“You can hate the fact that he lied to you,” he said, his eyes pleading for me to understand, “but don’t hate him. He can’t make amends for it now, and I’m sure he would want to.”
He looked away for a moment, his brows furrowed with dark shadows.
“Jesus Christ, Lorelei,” he finally released the pressure that was bubbling beneath him like hot water in a kettle, his voice rising, “the guy did the same job as you, taking apart bombs, and you said yourself he was good at it. At what point did him fucking men change that? He’s a war hero that died. Show him some fucking respect. You once accused me of being homophobic, but Jesus, have you listened to yourself?”
I looked down in shame.
I remembered every gay joke that I had ever said in front of Charles – Is it only gay if you enjoy it? Is it only gay if you push back? Is it only gay if you reach around? – and I wracked my brain to see if I had, at any point, offended him with it. I couldn’t find a single clue. Then again, I hadn’t been looking for it at the time.
I had once thought that I knew Charles; he and I were a pair, we were battle buddies. I wonder now if he regarded me the same way.
What about Wilder? Did he look at me with the same trust and affection that I looked at him? Or was I sadly mistaken again?
I looked at Wilder, and wanted to kiss him, to beg him to tell me if I was special, to lay it all down on the line and let me know exactly where I stood. I wanted to fall into his arms and weep. I wanted to be with him because it was all I had.
I had no one else.
He was all that I had before me, and how fortunate it was that he found me. How fortunate it was that he still held me and touched me and spoke to me. There were so many voices in my mind, so many erratic sounds and the horrible ringing that I had begun to wonder if I would ever tell the difference between the truth and the appearance of truth.
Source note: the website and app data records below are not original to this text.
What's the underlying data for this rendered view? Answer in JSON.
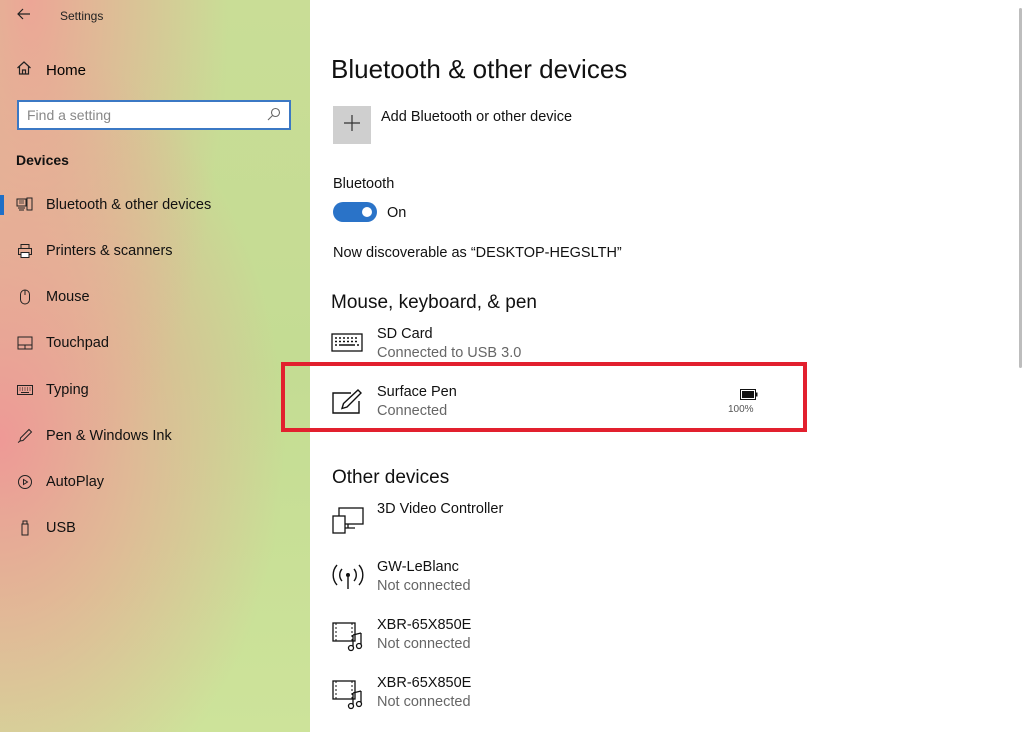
{
  "window": {
    "title": "Settings"
  },
  "sidebar": {
    "home_label": "Home",
    "search_placeholder": "Find a setting",
    "section_title": "Devices",
    "items": [
      {
        "label": "Bluetooth & other devices",
        "icon": "bluetooth-devices-icon",
        "active": true
      },
      {
        "label": "Printers & scanners",
        "icon": "printer-icon",
        "active": false
      },
      {
        "label": "Mouse",
        "icon": "mouse-icon",
        "active": false
      },
      {
        "label": "Touchpad",
        "icon": "touchpad-icon",
        "active": false
      },
      {
        "label": "Typing",
        "icon": "keyboard-icon",
        "active": false
      },
      {
        "label": "Pen & Windows Ink",
        "icon": "pen-icon",
        "active": false
      },
      {
        "label": "AutoPlay",
        "icon": "autoplay-icon",
        "active": false
      },
      {
        "label": "USB",
        "icon": "usb-icon",
        "active": false
      }
    ]
  },
  "main": {
    "title": "Bluetooth & other devices",
    "add_device_label": "Add Bluetooth or other device",
    "bluetooth_label": "Bluetooth",
    "bluetooth_state": "On",
    "discoverable_text": "Now discoverable as “DESKTOP-HEGSLTH”",
    "mouse_section_title": "Mouse, keyboard, & pen",
    "mouse_devices": [
      {
        "name": "SD Card",
        "status": "Connected to USB 3.0",
        "icon": "keyboard-icon"
      },
      {
        "name": "Surface Pen",
        "status": "Connected",
        "icon": "pen-tablet-icon",
        "battery": "100%"
      }
    ],
    "other_section_title": "Other devices",
    "other_devices": [
      {
        "name": "3D Video Controller",
        "status": "",
        "icon": "display-device-icon"
      },
      {
        "name": "GW-LeBlanc",
        "status": "Not connected",
        "icon": "wireless-icon"
      },
      {
        "name": "XBR-65X850E",
        "status": "Not connected",
        "icon": "media-device-icon"
      },
      {
        "name": "XBR-65X850E",
        "status": "Not connected",
        "icon": "media-device-icon"
      }
    ]
  },
  "colors": {
    "accent": "#2a73c8",
    "highlight": "#e2202e"
  }
}
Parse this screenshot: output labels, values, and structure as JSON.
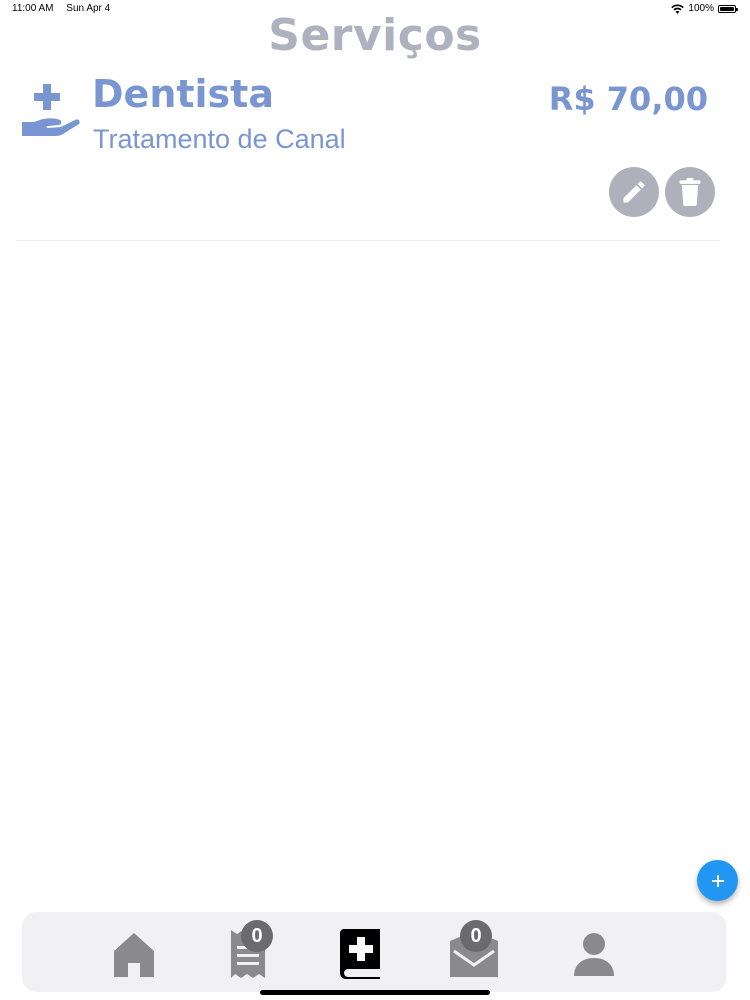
{
  "status_bar": {
    "time": "11:00 AM",
    "date": "Sun Apr 4",
    "battery": "100%",
    "battery_level": 1.0
  },
  "header": {
    "title": "Serviços"
  },
  "services": [
    {
      "name": "Dentista",
      "description": "Tratamento de Canal",
      "price": "R$ 70,00",
      "icon": "hand-holding-medical-icon"
    }
  ],
  "actions": {
    "edit_icon": "pencil-icon",
    "delete_icon": "trash-icon",
    "add_icon": "plus-icon"
  },
  "tab_bar": {
    "tabs": [
      {
        "name": "home",
        "icon": "home-icon",
        "active": false
      },
      {
        "name": "receipts",
        "icon": "receipt-icon",
        "badge": "0",
        "active": false
      },
      {
        "name": "services",
        "icon": "medical-book-icon",
        "active": true
      },
      {
        "name": "inbox",
        "icon": "envelope-open-icon",
        "badge": "0",
        "active": false
      },
      {
        "name": "profile",
        "icon": "user-icon",
        "active": false
      }
    ]
  },
  "colors": {
    "accent": "#7a96d2",
    "title": "#aeb2bf",
    "fab": "#2196f3",
    "tab_icon": "#8a8a8e",
    "tab_active": "#000000"
  }
}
“I know what you are going through,” he said, his voice insisting.
He hadn’t stopped pouring into me with his static gaze. I didn’t know what secrets he had come back from Afghanistan with. I didn’t know if he had come from a shaken reality the way I had. I was almost ashamed to realize that this guy who I had kissed a million times over might be more than what I had thought he was.
I had a vision of him that was clean and clear.